They pointed to court decisions in The Netherlands and France that found evidence from the hacked phone network could be used in criminal cases, but did not refer to Germany’s pending hearing at the European Court of Justice.

The chief prosecutor at the judicial tribunal in Lille, which oversaw the EncroChat investigation, Carole Etienne, said the French investigation “was conducted in accordance with the applicable legal rules using a special investigative technique implemented in accordance with the provisions of the Code of Criminal Procedure”.

Broad approach to legal protection

Commenting on the case after attending the hearing, Dutch defence lawyer Justus Reisinger said that the questions asked by the Advocate General and the court indicate that the court is considering a broader, integrated approach to legal protection of citizens and suspects in cases of an European cooperation in criminal investigations.

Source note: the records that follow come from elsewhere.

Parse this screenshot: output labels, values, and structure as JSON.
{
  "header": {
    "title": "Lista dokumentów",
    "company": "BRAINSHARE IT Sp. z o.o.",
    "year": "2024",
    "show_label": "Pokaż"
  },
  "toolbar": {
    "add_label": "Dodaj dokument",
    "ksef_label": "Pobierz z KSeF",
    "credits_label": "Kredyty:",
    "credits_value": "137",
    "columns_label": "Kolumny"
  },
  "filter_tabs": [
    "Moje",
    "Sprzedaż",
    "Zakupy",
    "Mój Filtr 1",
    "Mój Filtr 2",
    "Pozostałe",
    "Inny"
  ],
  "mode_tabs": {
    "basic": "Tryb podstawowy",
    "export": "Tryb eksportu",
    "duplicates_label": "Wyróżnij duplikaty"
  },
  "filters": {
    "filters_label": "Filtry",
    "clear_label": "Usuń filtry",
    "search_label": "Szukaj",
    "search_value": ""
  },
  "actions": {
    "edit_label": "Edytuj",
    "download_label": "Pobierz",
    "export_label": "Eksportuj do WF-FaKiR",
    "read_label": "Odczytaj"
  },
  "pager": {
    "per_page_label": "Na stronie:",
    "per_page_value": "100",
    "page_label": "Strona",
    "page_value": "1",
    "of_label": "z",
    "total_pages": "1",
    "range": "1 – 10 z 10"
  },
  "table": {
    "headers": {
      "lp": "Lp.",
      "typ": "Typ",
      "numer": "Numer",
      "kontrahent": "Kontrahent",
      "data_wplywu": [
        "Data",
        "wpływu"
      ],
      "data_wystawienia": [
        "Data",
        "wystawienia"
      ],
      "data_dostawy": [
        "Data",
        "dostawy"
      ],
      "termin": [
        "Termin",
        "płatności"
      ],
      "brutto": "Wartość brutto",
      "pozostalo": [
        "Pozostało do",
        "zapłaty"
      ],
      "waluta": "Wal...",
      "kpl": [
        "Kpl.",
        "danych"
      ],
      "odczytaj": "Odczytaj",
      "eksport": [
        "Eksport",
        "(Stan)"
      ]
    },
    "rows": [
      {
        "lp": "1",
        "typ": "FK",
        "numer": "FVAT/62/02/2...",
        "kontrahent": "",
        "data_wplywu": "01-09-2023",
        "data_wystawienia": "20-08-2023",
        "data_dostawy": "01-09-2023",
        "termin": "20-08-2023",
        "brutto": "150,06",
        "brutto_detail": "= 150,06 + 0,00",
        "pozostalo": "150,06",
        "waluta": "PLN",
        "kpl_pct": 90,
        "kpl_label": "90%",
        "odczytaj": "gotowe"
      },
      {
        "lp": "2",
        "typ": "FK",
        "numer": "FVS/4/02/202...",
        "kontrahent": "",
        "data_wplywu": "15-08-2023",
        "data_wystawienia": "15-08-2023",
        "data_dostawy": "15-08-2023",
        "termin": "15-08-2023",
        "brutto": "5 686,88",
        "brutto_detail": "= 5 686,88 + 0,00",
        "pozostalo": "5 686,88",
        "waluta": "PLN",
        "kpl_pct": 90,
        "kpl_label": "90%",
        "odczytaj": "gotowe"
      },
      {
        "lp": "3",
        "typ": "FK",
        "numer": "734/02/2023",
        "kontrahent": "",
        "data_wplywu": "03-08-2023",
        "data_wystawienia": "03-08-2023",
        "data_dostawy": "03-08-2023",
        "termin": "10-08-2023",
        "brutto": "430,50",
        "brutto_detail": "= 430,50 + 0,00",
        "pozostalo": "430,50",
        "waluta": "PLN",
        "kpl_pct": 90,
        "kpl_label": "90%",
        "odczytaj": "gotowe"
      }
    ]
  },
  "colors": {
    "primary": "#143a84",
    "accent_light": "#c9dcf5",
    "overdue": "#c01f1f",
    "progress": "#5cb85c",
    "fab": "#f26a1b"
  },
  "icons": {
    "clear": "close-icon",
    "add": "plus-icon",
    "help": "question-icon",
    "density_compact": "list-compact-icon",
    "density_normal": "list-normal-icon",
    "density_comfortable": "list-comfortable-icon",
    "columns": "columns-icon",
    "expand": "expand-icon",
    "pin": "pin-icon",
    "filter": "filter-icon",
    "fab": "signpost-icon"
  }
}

“This is a hot topic in the Netherlands as well and therefore the opinion of the Advocate General will be really important for the Dutch cases,” he said. “It looks like there will be a more general consideration of the right to a fair trial and privacy versus mutual recognition and trust between member states of the EU.”

Summary of questions to the European Court of Justice

Main questions

  • Must an European Investigation Order (EIO) be issued by a judge in order to obtain evidence if the taking of evidence in a similar domestic case should have been ordered by a judge?
  • What effect would it have if the telecommunications interception carried out extended to all handsets in the territory, and there are no concrete indications that serious criminal offences have been committed by an individual user, in particular if the integrity of the data cannot be verified due to extensive secrecy?
  • To what extent is a data skimming measure from terminal equipment of an internet-based communications service surveillance of telecommunications traffic within the meaning of the EIO directive, and what information obligations exist for which institutions, if the measure could only be ordered by a judge under national law?

Further questions

  • What is the effect if the measure underlying the data collection would have been inadmissible in a comparable domestic case?
  • If evidence is obtained by an EIO that is contrary to EU law, does a ban on the use of evidence result immediately or to what extent is such a consideration to be taken into account in the context of a balancing decision, especially if the seriousness of the crime is justified by the evaluation of the evidence obtained?

Source: Christian Lödden, defence lawyer at Lödden & Barczyk Rechtsanwälte.

Read more on Information technology in France

Data Center
Data Management